Investigating how pertubations in ribosome biogenesis inhibit cellular growth

Ribosome biogenesis is a key component in the synthesis of cellular proteins, and is an absolute requirement for cellular growth and proliferation. Perturbations in ribosome biogenesis, either by inhibiting Pol I transcription (involved in ribosomal RNA synthesis), or defective
or absence of ribosomal proteins, leads to the activation of the ‘nucleolar surveillance pathway’, where HDM2/MDM2 is sequestered by free ribosomal proteins, allowing p53 to become stabilised and transcription of p53 target genes that cause cell cycle arrest, apoptosis or senescence responses (Hein et al., Trends Mol Med 2013).

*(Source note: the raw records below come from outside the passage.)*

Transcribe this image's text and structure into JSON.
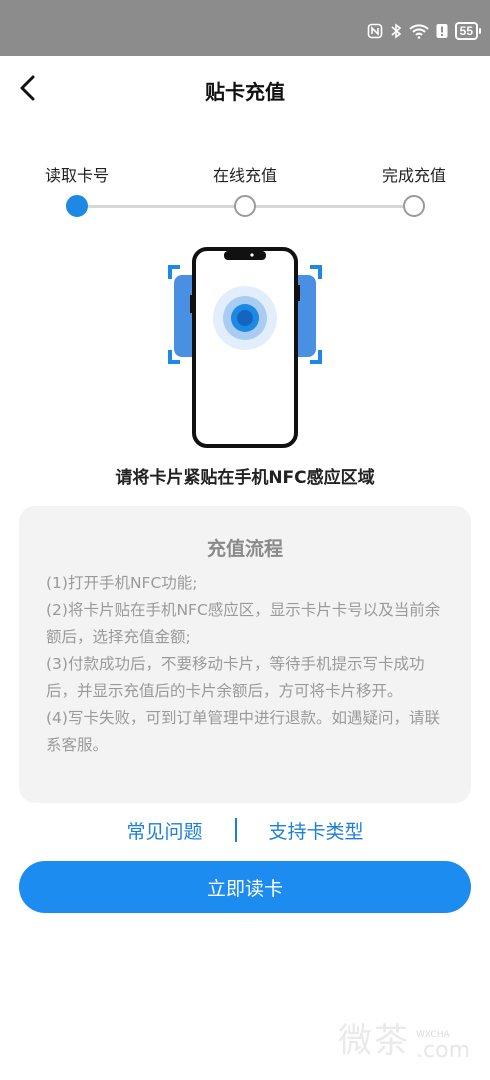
{
  "status_bar": {
    "icons": [
      "nfc-icon",
      "bluetooth-icon",
      "wifi-icon",
      "alert-icon"
    ],
    "battery_level": "55"
  },
  "header": {
    "back_icon": "chevron-left-icon",
    "title": "贴卡充值"
  },
  "stepper": {
    "steps": [
      {
        "label": "读取卡号",
        "active": true
      },
      {
        "label": "在线充值",
        "active": false
      },
      {
        "label": "完成充值",
        "active": false
      }
    ]
  },
  "illustration": {
    "icon": "phone-nfc-icon",
    "accent_color": "#1e88e5"
  },
  "instruction": "请将卡片紧贴在手机NFC感应区域",
  "process": {
    "title": "充值流程",
    "items": [
      "(1)打开手机NFC功能;",
      "(2)将卡片贴在手机NFC感应区，显示卡片卡号以及当前余额后，选择充值金额;",
      "(3)付款成功后，不要移动卡片，等待手机提示写卡成功后，并显示充值后的卡片余额后，方可将卡片移开。",
      "(4)写卡失败，可到订单管理中进行退款。如遇疑问，请联系客服。"
    ]
  },
  "links": {
    "faq": "常见问题",
    "card_types": "支持卡类型"
  },
  "primary_button": {
    "label": "立即读卡",
    "color": "#1c8cf0"
  },
  "watermark": {
    "main": "微茶",
    "small_top": "WXCHA",
    "small_bottom": ".com"
  }
}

We have demonstrated that cancer cells are associated with dysregulated ribosome biogenesis, and that targeting Pol I transcription with a small molecule inhibitor (CX-5461) leads to p53-mediated apoptosis of cancer cells, whilst having no effect on normal cells (Bywater et al., Cancer Cell 2012). We have also demonstrated

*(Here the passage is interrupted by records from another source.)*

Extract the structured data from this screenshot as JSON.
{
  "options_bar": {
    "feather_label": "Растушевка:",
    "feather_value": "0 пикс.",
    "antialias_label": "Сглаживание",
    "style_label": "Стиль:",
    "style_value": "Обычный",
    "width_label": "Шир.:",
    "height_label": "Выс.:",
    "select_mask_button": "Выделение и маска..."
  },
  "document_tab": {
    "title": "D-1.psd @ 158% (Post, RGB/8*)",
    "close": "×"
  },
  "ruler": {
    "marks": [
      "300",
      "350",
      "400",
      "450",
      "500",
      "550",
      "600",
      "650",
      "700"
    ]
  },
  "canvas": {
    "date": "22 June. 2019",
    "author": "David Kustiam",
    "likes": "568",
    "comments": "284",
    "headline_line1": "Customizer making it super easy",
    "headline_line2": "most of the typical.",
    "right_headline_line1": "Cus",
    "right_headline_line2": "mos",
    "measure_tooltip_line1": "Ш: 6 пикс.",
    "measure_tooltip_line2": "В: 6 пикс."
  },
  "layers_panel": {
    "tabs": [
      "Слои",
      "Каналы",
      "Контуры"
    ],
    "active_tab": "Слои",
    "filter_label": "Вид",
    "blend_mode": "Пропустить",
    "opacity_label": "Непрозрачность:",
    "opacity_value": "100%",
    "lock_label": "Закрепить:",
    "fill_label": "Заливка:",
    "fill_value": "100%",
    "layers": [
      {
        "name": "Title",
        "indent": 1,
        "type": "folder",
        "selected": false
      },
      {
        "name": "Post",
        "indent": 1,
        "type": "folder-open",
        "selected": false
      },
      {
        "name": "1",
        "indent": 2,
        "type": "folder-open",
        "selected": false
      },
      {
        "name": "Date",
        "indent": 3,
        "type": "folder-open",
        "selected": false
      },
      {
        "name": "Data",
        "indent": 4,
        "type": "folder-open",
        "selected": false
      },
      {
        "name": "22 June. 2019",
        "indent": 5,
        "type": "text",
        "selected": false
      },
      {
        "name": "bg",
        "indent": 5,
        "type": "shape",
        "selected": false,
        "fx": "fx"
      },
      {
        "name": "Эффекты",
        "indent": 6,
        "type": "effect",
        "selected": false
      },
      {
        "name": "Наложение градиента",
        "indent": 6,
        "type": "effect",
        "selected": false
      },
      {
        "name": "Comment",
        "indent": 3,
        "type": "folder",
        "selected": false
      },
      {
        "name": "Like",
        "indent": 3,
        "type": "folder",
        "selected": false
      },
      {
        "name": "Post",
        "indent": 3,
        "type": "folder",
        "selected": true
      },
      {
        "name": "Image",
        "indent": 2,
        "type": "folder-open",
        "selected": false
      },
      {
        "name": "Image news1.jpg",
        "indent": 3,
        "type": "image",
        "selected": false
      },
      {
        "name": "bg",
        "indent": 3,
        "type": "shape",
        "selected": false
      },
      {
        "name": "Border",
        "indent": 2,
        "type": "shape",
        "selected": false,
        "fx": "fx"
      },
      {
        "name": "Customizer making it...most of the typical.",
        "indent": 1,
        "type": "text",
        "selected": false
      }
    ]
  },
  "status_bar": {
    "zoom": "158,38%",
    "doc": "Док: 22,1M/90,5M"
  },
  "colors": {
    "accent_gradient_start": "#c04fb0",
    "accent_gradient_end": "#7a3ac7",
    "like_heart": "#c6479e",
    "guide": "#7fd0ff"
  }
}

that knockdown of ribosomal proteins, such as RPS19 (mutated in Diamond-Blackfan anaemia) leads to p53-mediated cell cycle arrest. We believe that the mechanism underlying both of these observations is similar, i.e. due to nucleolar stress. However, much detail about

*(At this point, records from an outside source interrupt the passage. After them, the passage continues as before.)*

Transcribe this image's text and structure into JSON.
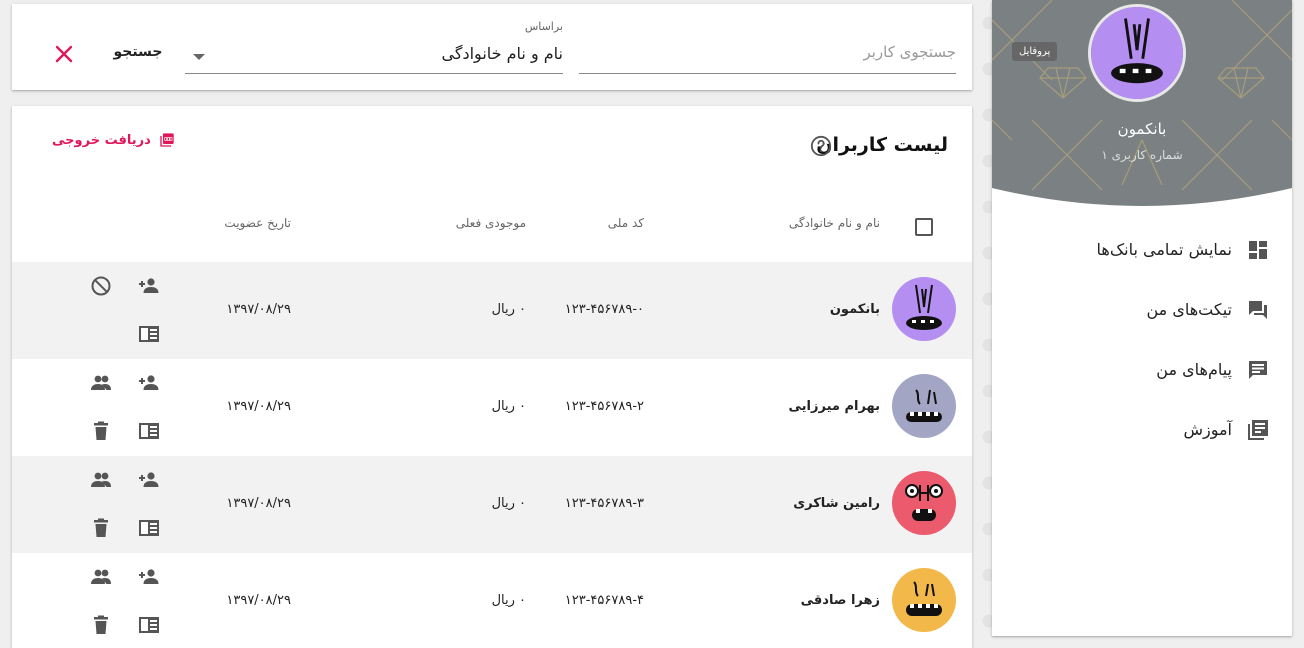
{
  "search": {
    "close_icon": "close-icon",
    "search_button": "جستجو",
    "filter_label": "براساس",
    "filter_value": "نام و نام خانوادگی",
    "query_value": "",
    "query_placeholder": "جستجوی کاربر"
  },
  "users_list": {
    "title": "لیست کاربران",
    "export_label": "دریافت خروجی",
    "columns": {
      "name": "نام و نام خانوادگی",
      "national_id": "کد ملی",
      "balance": "موجودی فعلی",
      "join_date": "تاریخ عضویت"
    },
    "rows": [
      {
        "name": "بانکمون",
        "national_id": "۱۲۳-۴۵۶۷۸۹-۰",
        "balance": "۰ ریال",
        "join_date": "۱۳۹۷/۰۸/۲۹",
        "avatar_color": "#b48ef0"
      },
      {
        "name": "بهرام میرزایی",
        "national_id": "۱۲۳-۴۵۶۷۸۹-۲",
        "balance": "۰ ریال",
        "join_date": "۱۳۹۷/۰۸/۲۹",
        "avatar_color": "#a2a6c4"
      },
      {
        "name": "رامین شاکری",
        "national_id": "۱۲۳-۴۵۶۷۸۹-۳",
        "balance": "۰ ریال",
        "join_date": "۱۳۹۷/۰۸/۲۹",
        "avatar_color": "#ec5a6e"
      },
      {
        "name": "زهرا صادقی",
        "national_id": "۱۲۳-۴۵۶۷۸۹-۴",
        "balance": "۰ ریال",
        "join_date": "۱۳۹۷/۰۸/۲۹",
        "avatar_color": "#f3b84a"
      }
    ]
  },
  "sidebar": {
    "profile_name": "بانکمون",
    "profile_subtitle": "شماره کاربری ۱",
    "profile_tooltip": "پروفایل",
    "header_color": "#7b8182",
    "menu": [
      {
        "label": "نمایش تمامی بانک‌ها",
        "icon": "dashboard-icon"
      },
      {
        "label": "تیکت‌های من",
        "icon": "forum-icon"
      },
      {
        "label": "پیام‌های من",
        "icon": "message-icon"
      },
      {
        "label": "آموزش",
        "icon": "library-books-icon"
      }
    ]
  },
  "colors": {
    "accent": "#e0185a",
    "row_shade": "#f2f2f2"
  }
}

this process is still lacking. As such, we have performed  genome-wide short interfering RNA (siRNA) (loss of function) screen at the Victorian Centre for Functional Genomics at Petermac which identified candidates that when absent (i) increase the activation of p53 and (ii) bypass the activation of p53 when ribosome biogenesis is disturbed with RPS19 knockdown.

This project will investigate the mechanism of action of a number of the candidates identified from the siRNA screen. We will use techniques including but not limited to: cell culture, RNA interference, SDS-
PAGE and western blotting, real-time qRT-PCR, FACS analysis and immunofluorescence to validate their role in blocking cancer cell growth, and overcoming perturbations in ribosome biogenesis.